As discussed earlier, my final project was to create the decalling system similar to what Unreal Engine 4 has. In my presentation before, I discussed an algorithm, where I was changing the mesh data in the vertex buffer itself, by inducing an additional parameter called index. This index decided what texture should the geometry use. But, as I moved along with this project, I realized some key problems with this algorithm:

1. The change of textures was happening at vertex level, hence the decals were not covering the geometry accurately by pixels.

2. This algorithm was changing the mesh itself, which creates problems in instancing.

Hence, I came up with the 2nd algorithm. This algorithm assumes symmetrical decals, which means that to detect the coverage of a decal volume over a geometry, we don`t need pixel accurate collision detection. Here is how the algorithm works:

This algorithm manually sets the uniforms corrosponding to all the decals and then you have to manually compare the fragment (in world coordinates) with the min-max range of every decal. This created a pixel level accurate decal system for decal volumes like cube, sphere, and a cylinder. But, this had problems:

1. It involves a lot of manual work, like setting up of uniforms for every decal. Because of this, this algorithm defeats the purpose of this system. This system is intended to be added as a feature in a game engine. Hence, it is absolutely required to make this algorithm generic for any number of decal volumes.

2. Bleeding occurs while using spherical decals and flat meshes to put decals on. But, even Unreal Engine 4 has the same issue. Hence, I decided to make this problem out of scope of this project.

Hence, I came up with another algorithm. This algorithm renders all the meshes in the scene for every decal using a decal shader. This shader renders the fragments lying within the bounds of the decal with the decal properties, and rejects all other fragments. This basically, puts a “decal sticker” on a mesh. Because of this though, the problem is that the fragments that decal shader wants to color have already been colored by the mesh specific shaders. Hence, the only way to color these fragments is to disable the depth test. But, because of that, depth errors were created because of these decal stickers. Here is how it looked:

I used stencil buffer to solve this. This is how the algorithm works:

Some of the results using this algorithm:

The picture has 3 decals a pink cube, a blue sphere and a yellow cylinder. Pink cube covering parts of the sphere mesh and the 404Sight`s character mesh.

The picture shows that the decal not only chnages color of a mesh, but also makes that part toon shaded.

This picture shows the pink cude decal affecting a part of the sphere and a part of the right wall.
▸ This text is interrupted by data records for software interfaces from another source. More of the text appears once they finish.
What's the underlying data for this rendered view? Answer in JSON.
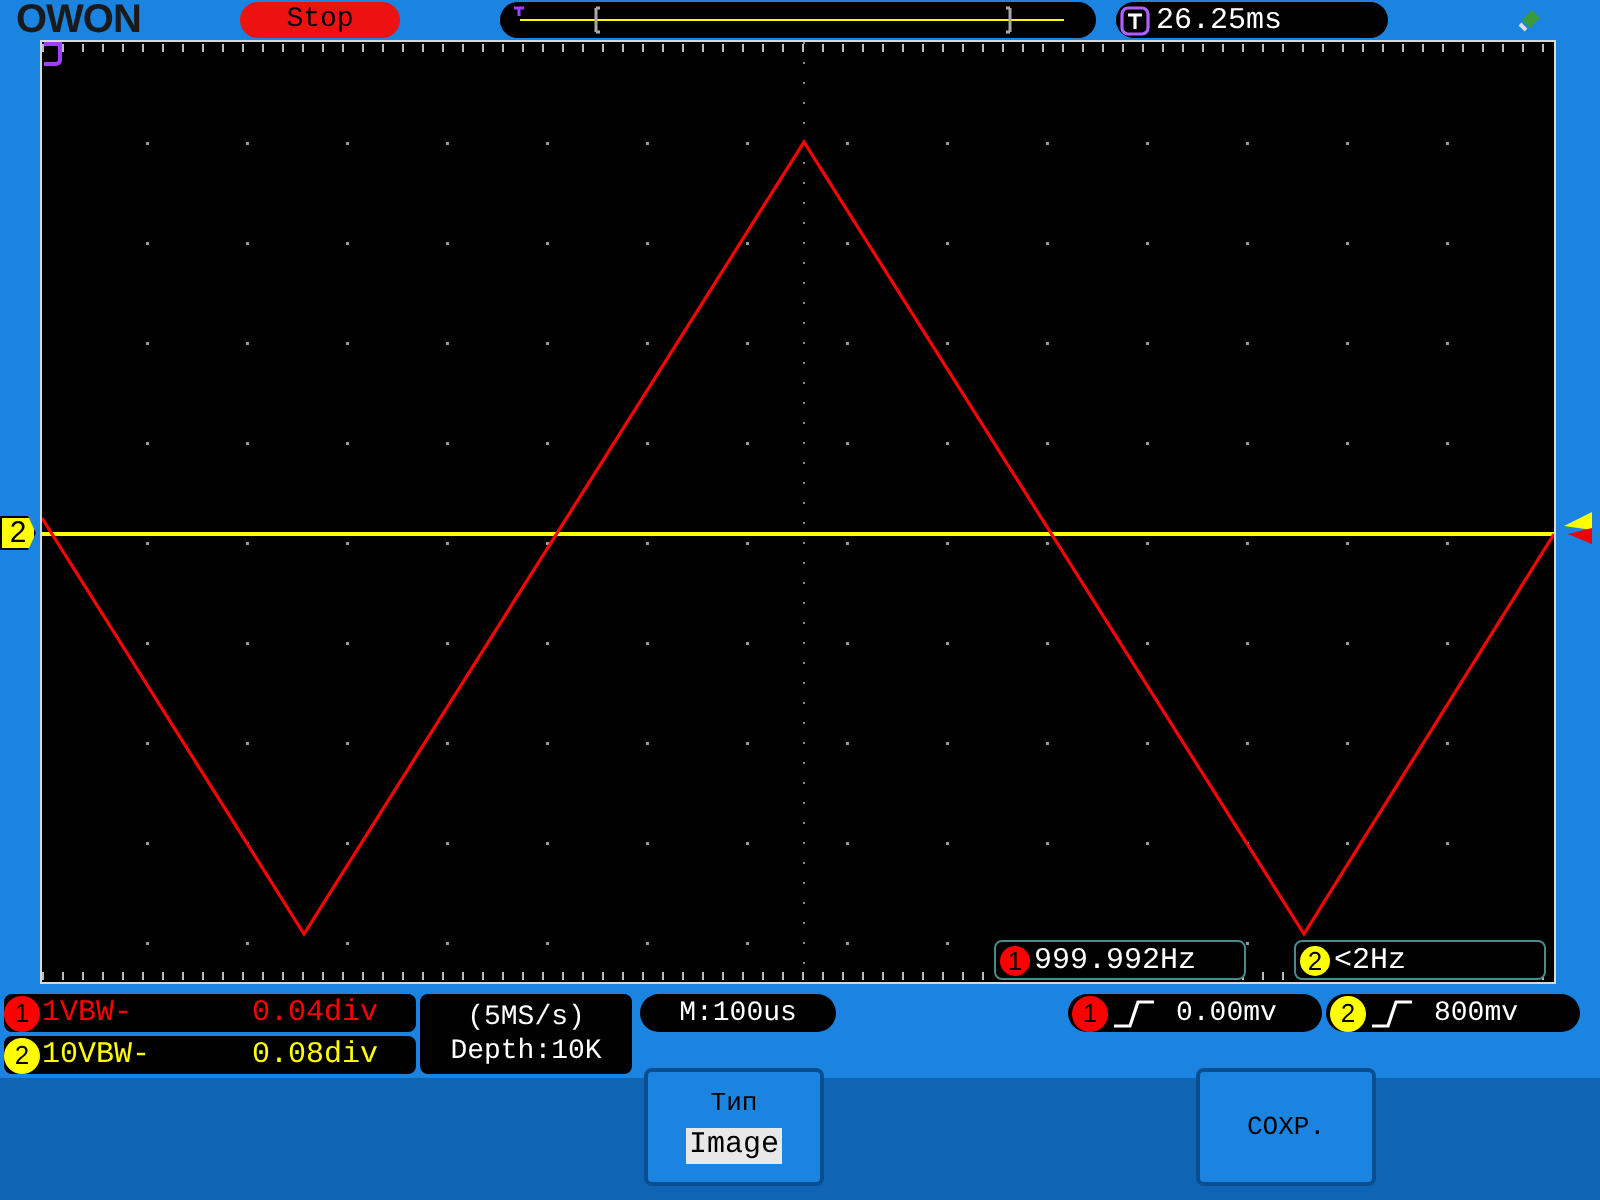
{
  "brand": "OWON",
  "run_state": "Stop",
  "trigger_time": "26.25ms",
  "trace_marker": {
    "label": "2",
    "color": "#ffff00"
  },
  "channels": [
    {
      "badge": "1",
      "coupling": "1VBW-",
      "value": "0.04div",
      "color": "#ff0000"
    },
    {
      "badge": "2",
      "coupling": "10VBW-",
      "value": "0.08div",
      "color": "#ffff00"
    }
  ],
  "acquisition": {
    "rate": "(5MS/s)",
    "depth": "Depth:10K"
  },
  "timebase": "M:100us",
  "frequencies": [
    {
      "badge": "1",
      "value": "999.992Hz",
      "color": "#ff0000"
    },
    {
      "badge": "2",
      "value": "<2Hz",
      "color": "#ffff00"
    }
  ],
  "triggers": [
    {
      "badge": "1",
      "value": "0.00mv",
      "color": "#ff0000"
    },
    {
      "badge": "2",
      "value": "800mv",
      "color": "#ffff00"
    }
  ],
  "menu": [
    {
      "kind": "option",
      "label": "Тип",
      "value": "Image"
    },
    {
      "kind": "action",
      "label": "СОХР."
    }
  ]
}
The biggest advantage of using this system that I found while using this in my Thesis game is that this reduces the number of renderable objects in a scene. Because of this, a lot of memory load, like shadow maps, is decreased. In 404Sight, the map sizes decreased from 3GB for 4 levels to 900MB for 14 levels. Other than this, this project helped me a lot in developing graphics algorithm skills. Also, this marks the end of the blog series for this class. It was an amazing class. I learnt so much from it. I will try to come back to the blogs with another interesting series.